> _ACTION ITEM_: Search the entries below for "text", and copy each line where it appears.

'''

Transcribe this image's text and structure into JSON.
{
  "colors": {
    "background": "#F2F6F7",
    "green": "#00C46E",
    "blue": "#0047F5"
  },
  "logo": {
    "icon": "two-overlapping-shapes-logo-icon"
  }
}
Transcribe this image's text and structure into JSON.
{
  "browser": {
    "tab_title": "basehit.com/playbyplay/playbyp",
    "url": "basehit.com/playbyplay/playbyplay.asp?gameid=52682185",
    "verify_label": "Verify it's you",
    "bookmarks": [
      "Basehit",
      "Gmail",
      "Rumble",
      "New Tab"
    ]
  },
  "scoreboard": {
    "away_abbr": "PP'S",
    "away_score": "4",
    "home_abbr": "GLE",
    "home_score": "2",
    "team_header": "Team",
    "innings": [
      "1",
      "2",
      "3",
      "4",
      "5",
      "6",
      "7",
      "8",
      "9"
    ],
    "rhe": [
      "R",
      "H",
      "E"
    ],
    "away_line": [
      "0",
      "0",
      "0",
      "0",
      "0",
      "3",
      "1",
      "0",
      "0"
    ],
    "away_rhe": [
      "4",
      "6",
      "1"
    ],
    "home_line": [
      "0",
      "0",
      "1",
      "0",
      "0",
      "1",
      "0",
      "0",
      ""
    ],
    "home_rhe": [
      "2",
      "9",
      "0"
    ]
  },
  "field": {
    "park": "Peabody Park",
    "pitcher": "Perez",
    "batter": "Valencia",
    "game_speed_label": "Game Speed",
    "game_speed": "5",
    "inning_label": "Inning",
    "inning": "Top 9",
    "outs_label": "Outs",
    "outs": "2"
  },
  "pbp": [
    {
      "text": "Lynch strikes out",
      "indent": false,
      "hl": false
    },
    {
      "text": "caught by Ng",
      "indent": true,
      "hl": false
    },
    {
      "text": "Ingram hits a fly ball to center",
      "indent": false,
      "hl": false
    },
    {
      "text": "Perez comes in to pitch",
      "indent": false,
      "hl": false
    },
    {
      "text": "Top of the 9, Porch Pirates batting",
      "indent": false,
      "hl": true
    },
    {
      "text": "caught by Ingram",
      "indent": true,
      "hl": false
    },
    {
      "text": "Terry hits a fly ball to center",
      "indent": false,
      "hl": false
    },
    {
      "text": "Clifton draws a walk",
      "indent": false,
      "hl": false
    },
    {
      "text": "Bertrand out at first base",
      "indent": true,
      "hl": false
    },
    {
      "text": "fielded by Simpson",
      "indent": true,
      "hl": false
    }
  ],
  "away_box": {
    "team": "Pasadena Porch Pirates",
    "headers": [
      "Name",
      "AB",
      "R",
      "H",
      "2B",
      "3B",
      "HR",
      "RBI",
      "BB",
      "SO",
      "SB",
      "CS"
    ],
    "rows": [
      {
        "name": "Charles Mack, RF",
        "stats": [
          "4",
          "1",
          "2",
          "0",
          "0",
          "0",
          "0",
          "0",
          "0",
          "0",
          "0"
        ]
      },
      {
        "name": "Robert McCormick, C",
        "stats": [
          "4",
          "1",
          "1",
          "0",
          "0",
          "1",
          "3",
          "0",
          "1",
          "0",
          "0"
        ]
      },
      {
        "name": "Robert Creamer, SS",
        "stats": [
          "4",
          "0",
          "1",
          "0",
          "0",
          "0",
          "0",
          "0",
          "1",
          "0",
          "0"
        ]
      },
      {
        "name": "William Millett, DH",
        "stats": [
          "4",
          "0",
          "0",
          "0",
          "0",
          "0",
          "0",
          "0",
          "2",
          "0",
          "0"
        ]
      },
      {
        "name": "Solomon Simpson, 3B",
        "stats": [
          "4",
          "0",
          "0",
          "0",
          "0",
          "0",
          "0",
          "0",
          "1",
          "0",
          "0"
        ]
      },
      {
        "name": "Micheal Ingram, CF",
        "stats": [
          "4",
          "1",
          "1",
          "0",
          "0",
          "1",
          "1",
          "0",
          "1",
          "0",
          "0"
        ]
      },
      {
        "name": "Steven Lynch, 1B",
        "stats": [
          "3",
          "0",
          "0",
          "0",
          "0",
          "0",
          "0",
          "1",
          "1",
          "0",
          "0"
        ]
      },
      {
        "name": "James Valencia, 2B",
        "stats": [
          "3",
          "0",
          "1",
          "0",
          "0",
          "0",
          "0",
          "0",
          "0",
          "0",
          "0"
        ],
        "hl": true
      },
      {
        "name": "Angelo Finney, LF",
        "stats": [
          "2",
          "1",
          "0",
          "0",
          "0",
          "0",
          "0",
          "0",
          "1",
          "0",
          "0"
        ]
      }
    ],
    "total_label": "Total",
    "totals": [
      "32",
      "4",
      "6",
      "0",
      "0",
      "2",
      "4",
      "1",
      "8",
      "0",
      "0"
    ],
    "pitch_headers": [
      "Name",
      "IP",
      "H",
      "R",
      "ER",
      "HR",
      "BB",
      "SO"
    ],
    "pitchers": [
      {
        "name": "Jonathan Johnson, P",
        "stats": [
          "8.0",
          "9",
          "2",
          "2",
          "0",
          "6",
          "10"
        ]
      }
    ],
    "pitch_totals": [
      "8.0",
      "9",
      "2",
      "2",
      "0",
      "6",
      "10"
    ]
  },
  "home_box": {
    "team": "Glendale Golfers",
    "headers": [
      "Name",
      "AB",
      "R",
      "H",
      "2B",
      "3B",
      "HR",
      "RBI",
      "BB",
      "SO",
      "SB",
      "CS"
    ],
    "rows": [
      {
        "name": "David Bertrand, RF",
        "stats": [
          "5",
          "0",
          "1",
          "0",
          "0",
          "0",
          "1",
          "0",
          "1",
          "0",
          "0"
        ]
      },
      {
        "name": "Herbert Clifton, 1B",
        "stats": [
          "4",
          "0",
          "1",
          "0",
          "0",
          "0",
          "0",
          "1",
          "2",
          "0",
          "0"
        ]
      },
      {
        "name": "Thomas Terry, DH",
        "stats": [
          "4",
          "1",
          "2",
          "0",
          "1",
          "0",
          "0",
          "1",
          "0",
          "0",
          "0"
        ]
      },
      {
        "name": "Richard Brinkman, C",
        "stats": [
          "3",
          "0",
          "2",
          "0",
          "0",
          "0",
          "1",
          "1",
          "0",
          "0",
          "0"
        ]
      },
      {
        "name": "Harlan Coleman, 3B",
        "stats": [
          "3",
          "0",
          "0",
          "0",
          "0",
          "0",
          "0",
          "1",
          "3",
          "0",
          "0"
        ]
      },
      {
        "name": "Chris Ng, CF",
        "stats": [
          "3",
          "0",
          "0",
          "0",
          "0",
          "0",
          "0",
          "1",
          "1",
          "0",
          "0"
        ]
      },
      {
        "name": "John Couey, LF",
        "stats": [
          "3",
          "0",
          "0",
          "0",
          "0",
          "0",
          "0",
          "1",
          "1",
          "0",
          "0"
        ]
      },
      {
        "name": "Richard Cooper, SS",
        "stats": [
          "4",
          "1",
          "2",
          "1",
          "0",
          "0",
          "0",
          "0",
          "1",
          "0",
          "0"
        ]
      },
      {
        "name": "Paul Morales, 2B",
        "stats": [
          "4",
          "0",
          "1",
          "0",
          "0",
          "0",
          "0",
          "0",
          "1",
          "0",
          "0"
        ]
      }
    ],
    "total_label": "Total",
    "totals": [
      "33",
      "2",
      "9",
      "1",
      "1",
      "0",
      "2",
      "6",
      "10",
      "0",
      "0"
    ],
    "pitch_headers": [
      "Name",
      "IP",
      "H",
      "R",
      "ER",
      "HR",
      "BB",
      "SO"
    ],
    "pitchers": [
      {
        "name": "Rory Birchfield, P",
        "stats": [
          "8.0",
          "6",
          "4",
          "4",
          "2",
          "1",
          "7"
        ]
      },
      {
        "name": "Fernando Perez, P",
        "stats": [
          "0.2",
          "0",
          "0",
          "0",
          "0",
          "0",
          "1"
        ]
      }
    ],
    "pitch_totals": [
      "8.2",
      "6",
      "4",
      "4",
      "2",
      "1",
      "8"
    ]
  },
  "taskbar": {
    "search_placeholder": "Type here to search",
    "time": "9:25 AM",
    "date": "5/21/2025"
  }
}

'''

> _EXERCISE SOLUTION_:
Transcribe this image's text and structure into JSON.
Transcribe this image's text and structure into JSON.
      "text": "Lynch strikes out",
      "text": "caught by Ng",
      "text": "Ingram hits a fly ball to center",
      "text": "Perez comes in to pitch",
      "text": "Top of the 9, Porch Pirates batting",
      "text": "caught by Ingram",
      "text": "Terry hits a fly ball to center",
      "text": "Clifton draws a walk",
      "text": "Bertrand out at first base",
      "text": "fielded by Simpson",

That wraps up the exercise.